    SandCraft started out as a company that licensed its chip technology to semiconductor makers such as NEC and LSI Logic to produce chips for consumer products like digital TV set-top boxes and laser printers.

    The Santa Clara, Calif.-based company plans to use the new funding in its transition to a so-called fabless semiconductor company that makes chips for Internet and network infrastructure equipment, but does not own the factories that produce them.

    SandCraft's chips are based on designs it licenses from MIPS Technologies. The company recently named Taiwan-based chipmaker United Microelectronics as its primary chip foundry.

    Michael Barar, SandCraft's vice president of sales and marketing, said the company wants to shift away from making chips for consumer products because economic realities have squeezed the average selling price of such goods, which also lowers gross margins.

    The Internet equipment market is less price sensitive according to Barar, and companies that buy the chips--such as Cisco--depend more on the quality of the technology. "Performance is more important than the price of the silicon," he said.

    The sales volume is lower in the network equipment sector, but the price of the end product, like a $5,000 router, is much higher than a consumer product.

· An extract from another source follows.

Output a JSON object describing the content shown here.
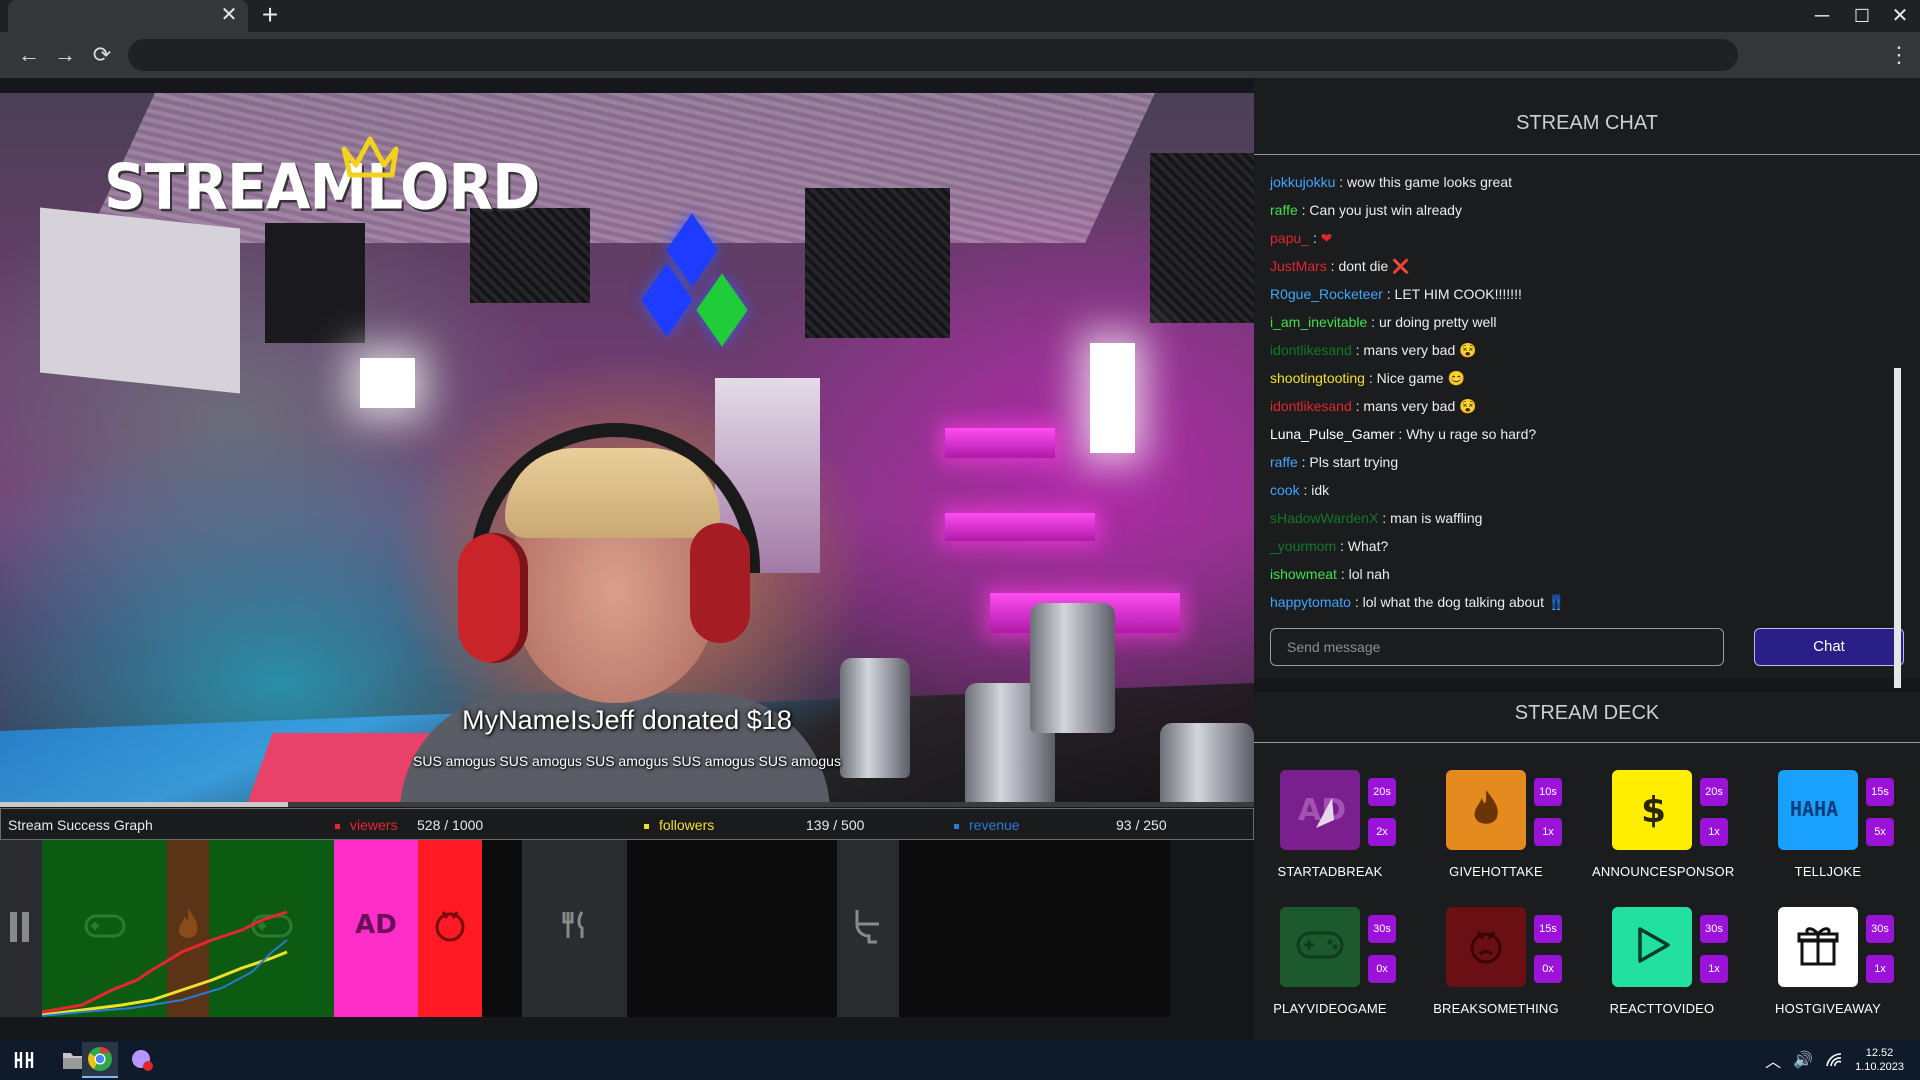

    Barar says SandCraft's main competition will come from Quantum Effect Devices, which was recently acquired by PMC-Sierra for about $2.3 billion and from SiByte, which Broadcom recently scooped up for as much as $2.07 billion.

    Gartner Dataquest analyst Joseph Byrne says that the 70-employee company has a lot of work ahead, but also shows some advantages.

    QED "has more of a track record," Byrne said. "They have a history of supplying parts and they have a marketing presence," he said, saying that PMC's marketing force can only add to QED's weight in the industry.

    However, Byrne is also optimistic about upcoming products from the start-up and expects that SandCraft's chips will be a little faster than the competition.